Everyone wants to have the best materials for their home construction, but not everyone is ready to spend a lot on it, which is quite understandable. This, therefore, calls for better strategic ways to ensure you get the best without doing great damage to your pocket. There are various ways through which you can go about this. However, we are going to talk about the 3 major ways to minimize cost in lumber buying.
Forward pricin/price lock-in
This strategy is quite versatile and besides reducing the cost of lumber buying, it also provides consistency which is a big deal among wholesalers and retailers. Forward pricing involves the buyer and the seller making a deal to have a specific commodity go at a certain market value in the future when the actual purchase takes place.
One of the most reputable lumber companies that offer forward pricing as a buying strategy is Sherwood Lumber. It can guarantee a forward price of up to 2 years which is way more than most lumber companies can offer. With this, both the wholesale buyers and retailers are able to draft a budget using a specific figure and stick with it. In such cases, the fluctuation and changes in prices do not affect the customer’s buying price at all.
How is this helpful?
Imagine you want to purchase siding lumber in the future. The current price of siding material is $7.5 per sq. ft. today. However, there are high chances of the price getting to $9.00 per sq. ft in the future. You can get into a forward contract with some of these reputable stores; Sherwood Lumber, for instance, to buy the commodity in the future at the $7.5 instead of $9.00. In so doing, you shall have locked the price at $7.5, and whether the price goes down or up, you as the buyer will only pay the agreed price, and the buyer will handle all the risks that arise.
This can be a good strategy, especially for the repeat buyers. If you are a constant buyer of Doug-fir, for example, it is recommendable to lock-in the price so that you have consistency with your customers and even with your budget.
Buying cheaper substitutes
This is one of the most understandable and common ways of minimizing cost. As you make your purchases, whether for resale or for use on your house, it is important to compare different products that can perform the same task and offer good quality but are of a lower price range.
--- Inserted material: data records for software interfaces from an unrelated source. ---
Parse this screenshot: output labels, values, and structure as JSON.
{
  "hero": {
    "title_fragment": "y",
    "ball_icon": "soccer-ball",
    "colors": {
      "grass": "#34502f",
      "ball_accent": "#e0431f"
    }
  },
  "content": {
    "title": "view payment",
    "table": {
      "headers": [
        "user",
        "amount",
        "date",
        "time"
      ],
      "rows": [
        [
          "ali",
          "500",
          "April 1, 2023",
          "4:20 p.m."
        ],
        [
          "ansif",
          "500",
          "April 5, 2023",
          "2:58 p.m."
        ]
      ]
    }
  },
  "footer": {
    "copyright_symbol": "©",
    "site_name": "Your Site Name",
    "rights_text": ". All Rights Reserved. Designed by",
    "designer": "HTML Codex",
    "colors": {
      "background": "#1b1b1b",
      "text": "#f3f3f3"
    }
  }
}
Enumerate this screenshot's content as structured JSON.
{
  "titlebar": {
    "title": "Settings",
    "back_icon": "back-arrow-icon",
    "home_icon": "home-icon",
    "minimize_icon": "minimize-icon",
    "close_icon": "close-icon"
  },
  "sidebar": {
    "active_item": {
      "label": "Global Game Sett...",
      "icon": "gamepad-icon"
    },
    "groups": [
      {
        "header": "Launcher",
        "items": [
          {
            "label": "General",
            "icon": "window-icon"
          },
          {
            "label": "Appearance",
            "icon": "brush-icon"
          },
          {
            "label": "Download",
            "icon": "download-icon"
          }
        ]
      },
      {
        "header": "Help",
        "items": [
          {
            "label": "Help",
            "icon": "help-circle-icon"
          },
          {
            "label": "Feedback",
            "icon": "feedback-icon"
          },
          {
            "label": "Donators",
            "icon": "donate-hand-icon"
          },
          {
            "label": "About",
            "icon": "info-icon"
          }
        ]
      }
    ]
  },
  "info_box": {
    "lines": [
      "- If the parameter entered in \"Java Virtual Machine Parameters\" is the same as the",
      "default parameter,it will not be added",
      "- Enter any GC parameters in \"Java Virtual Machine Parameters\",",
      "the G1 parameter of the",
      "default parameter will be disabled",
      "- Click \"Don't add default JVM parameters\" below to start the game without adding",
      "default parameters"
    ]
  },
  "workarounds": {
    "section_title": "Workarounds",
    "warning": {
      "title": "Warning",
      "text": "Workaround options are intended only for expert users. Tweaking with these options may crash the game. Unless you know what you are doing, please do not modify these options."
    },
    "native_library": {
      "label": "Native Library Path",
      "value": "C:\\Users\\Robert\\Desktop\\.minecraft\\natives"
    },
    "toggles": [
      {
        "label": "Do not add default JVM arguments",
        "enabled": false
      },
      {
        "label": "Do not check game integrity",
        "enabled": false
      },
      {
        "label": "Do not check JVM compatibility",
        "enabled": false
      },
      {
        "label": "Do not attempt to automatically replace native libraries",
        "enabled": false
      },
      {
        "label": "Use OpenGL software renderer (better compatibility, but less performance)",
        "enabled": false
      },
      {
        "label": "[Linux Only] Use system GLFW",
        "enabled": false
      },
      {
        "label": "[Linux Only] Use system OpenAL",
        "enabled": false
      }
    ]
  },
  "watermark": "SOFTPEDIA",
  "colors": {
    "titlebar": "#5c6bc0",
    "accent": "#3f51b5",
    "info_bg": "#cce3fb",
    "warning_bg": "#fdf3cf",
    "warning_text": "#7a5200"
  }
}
For instance, Spruce Pine Fir (SPF) is said to be a little less expensive than Southern Yellow Pine. However, both of them give the same results of almost similar quality. Therefore, if you are working on a fixed budget, you might want to go with SPF instead of SYP.
On the contrary, the issue may not be in the product but where you are purchasing the product. This simply means you need to choose the right place to shop because different stores could be selling the same products at totally different prices.
Minimizing on wastage
Minimizing wastage is also among the 3 ways to minimize cost in lumber buying. However, it is not necessarily about how the contractor uses the materials. Instead, it is also about the kind of material you are using. A good example is in decking materials. Naturally, PVC decking options have fewer wastages compared to other materials. This makes the type of material you use a very vital factor for consideration.